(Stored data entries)
==============================

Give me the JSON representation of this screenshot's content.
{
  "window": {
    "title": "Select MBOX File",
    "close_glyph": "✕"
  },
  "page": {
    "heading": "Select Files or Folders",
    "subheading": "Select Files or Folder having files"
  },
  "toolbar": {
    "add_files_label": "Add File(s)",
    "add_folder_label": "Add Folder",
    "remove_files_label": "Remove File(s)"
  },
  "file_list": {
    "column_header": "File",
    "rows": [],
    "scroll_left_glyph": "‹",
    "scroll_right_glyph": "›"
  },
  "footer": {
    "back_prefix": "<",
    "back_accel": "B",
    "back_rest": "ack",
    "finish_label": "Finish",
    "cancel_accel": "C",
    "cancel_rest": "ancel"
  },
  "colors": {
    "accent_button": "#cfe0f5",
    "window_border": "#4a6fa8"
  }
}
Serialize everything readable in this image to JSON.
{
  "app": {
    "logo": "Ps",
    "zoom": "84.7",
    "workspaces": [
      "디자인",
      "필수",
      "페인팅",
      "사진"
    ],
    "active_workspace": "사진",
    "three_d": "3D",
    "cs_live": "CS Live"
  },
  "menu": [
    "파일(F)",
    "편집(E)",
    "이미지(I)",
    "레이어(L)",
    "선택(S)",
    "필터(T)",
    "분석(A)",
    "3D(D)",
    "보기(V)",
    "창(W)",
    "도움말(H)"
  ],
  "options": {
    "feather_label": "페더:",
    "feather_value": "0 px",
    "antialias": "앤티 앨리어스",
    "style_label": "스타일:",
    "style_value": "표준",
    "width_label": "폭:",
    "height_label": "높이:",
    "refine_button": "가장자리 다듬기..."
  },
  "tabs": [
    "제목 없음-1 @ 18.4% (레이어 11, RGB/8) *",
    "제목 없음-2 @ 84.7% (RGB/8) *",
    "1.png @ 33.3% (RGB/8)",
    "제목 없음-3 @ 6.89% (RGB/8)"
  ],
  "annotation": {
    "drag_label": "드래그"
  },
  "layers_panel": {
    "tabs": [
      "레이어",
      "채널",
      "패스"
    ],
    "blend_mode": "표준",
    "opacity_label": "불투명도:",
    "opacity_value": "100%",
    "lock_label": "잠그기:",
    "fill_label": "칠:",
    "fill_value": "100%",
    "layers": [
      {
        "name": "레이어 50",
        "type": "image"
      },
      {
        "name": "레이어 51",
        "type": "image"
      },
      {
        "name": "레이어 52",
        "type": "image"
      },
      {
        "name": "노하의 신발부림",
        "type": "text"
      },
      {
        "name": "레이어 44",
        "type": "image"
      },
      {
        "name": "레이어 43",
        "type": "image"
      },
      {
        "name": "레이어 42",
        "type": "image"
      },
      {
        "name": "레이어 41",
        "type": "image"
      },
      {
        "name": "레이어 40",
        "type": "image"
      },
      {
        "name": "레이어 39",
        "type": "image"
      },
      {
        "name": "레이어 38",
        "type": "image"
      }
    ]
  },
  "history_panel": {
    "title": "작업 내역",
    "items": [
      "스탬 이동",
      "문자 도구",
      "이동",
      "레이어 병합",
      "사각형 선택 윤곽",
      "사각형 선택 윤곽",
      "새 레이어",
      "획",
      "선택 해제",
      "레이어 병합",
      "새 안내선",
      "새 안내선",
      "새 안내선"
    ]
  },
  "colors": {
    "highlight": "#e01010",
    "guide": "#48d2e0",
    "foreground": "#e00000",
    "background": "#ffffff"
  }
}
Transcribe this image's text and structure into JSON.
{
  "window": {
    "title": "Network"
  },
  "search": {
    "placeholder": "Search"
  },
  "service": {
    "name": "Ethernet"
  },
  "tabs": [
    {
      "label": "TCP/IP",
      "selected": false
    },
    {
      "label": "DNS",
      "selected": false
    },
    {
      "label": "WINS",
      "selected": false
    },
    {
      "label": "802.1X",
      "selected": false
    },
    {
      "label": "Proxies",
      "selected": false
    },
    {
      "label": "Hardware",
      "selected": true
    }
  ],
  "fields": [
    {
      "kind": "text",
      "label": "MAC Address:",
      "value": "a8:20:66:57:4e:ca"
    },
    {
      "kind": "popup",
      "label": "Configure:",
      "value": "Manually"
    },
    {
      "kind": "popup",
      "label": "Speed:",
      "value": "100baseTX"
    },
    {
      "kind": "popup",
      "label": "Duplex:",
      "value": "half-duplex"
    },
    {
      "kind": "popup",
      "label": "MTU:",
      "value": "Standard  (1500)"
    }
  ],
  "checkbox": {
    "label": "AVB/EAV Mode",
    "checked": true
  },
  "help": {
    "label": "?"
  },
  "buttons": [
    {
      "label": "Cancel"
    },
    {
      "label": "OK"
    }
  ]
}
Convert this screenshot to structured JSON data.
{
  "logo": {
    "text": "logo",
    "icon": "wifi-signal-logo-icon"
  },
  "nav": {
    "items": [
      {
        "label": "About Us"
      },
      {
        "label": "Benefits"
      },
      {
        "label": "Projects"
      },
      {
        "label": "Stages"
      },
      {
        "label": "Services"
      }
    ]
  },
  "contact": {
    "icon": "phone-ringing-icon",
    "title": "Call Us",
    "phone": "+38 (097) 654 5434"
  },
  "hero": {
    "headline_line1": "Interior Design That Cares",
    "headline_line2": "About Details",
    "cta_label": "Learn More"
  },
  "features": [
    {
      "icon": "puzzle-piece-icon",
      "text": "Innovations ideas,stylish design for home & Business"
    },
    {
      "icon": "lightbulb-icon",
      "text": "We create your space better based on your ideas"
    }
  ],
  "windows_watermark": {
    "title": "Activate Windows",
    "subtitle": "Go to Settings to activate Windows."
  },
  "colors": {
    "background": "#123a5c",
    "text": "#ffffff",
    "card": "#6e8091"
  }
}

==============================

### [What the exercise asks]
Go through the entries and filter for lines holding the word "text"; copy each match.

### [Expected answer]
        "type": "text"
Transcribe this image's text and structure into JSON.
      "kind": "text",
    "text": "logo",
      "text": "Innovations ideas,stylish design for home & Business"
      "text": "We create your space better based on your ideas"
    "text": "#ffffff",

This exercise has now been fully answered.